(2) I'm not sure what ethnicity "Ki Ninurta" denotes (wikipedia suggests Ninurta is the Sumerian god of war), but it's not the same ethnicity as "Ben" and "Andrea"; so Ki is othered through that, through her invasion by the Bloom, and through the fact that she's from an off-Earth colony. She's very other, is my point, and gains markers of otherness throughout the story, despite the fact that she's the viewpoint character. I'm not sure how that interacts with the presentation of her as a traumatised character. Are those additional markers of alien-ness just to prepare us for the direction of her leap at the end? Do they to some extent validate Ben's prejudice (clearly the story doesn't *want* to validate Ben, but does it)?

Ethan Robinson said...


To your strays:

1) Agreed that the IED thing is an off note (also was grossed out by the "hur hur hur I hope the military dude beat you up good" bit that came with it), but it was in passing enough for me to mostly just write it off. Interesting observation there (with "Giger/weapon"), though, that hadn't explicitly occurred to me.

2) I wondered something similar about that name, and a much longer version of this post included more about Ki's alienation/otherness, but I wasn't able to really make it work in a way I was pleased with, and the whole thing was just too damn long even for me, haha, so I excised it.

I think I'd come down on the "no the story does not validate Ben" side. Ki is indeed extremely, multiply "othered": as a woman among men (an undesirable woman at that, both in her physical disfigurement and in her unwillingness to provide emotional support for men--"the woman job," as Joanna Russ called it--which is where much of the harassment she gets comes from), as a native of a very different planet, and as you point out probably of some different racial or ethnic category than the other characters we're given (we do have a Yu, off-stage, but Western European/American white people seem to dominate), all this before we even get into the literally alien elements in her body.

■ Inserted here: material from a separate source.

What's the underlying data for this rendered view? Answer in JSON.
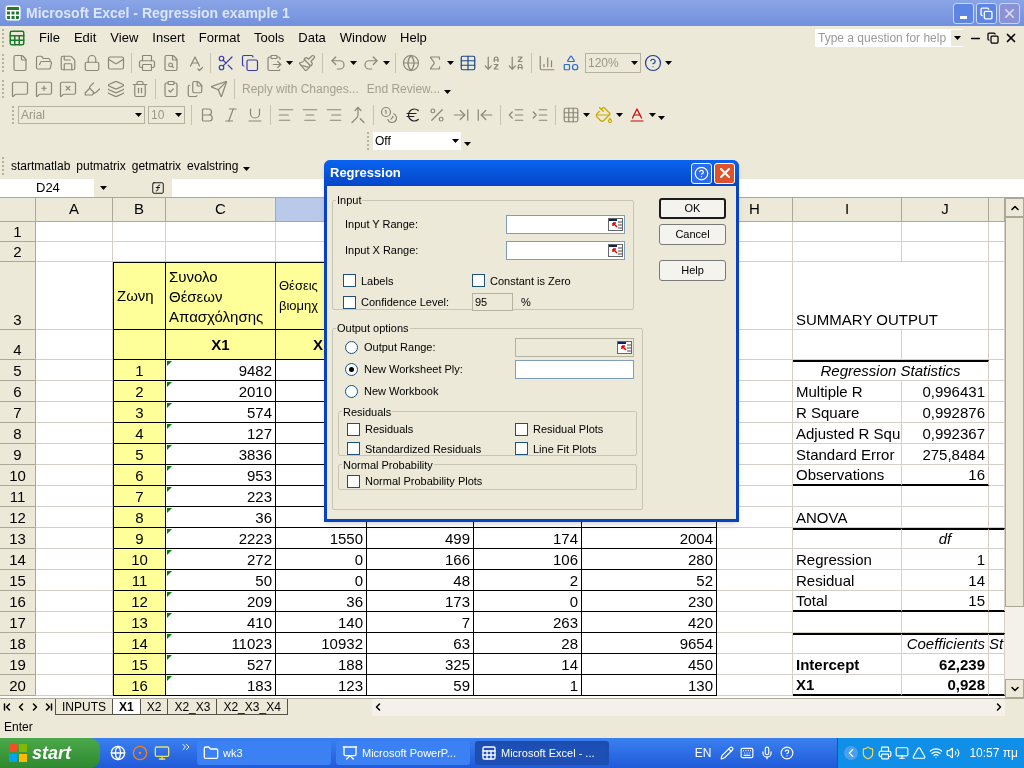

But in the context of the seemingly-still-capitalist seemingly-still-expanding-for-resources future Bossert gives us, having these aspects of her be significant in this way strikes me as more honest than just pretending that some mythological transcendent Progress will in the future somehow magick away the racism and misogyny that are the foundation of capitalism. (To be clear, I'm not saying this is your argument, rather that it's a commonplace of "color/genderblind sf".) This kind of thing is also suggested in the sexual economy of Ben and Andrea's relationship--and in the somewhat puzzled but committed empathy Andrea feels for Ki.

And in this way for me, the direction of Ki's leap at the end has an element of Thelma & Louise to it, but also brings to mind Tiptree's "The Women Men Don't See" and Fowler's "What I Didn't See"--so the question then becomes, is this defeatism, or is it something more expansive?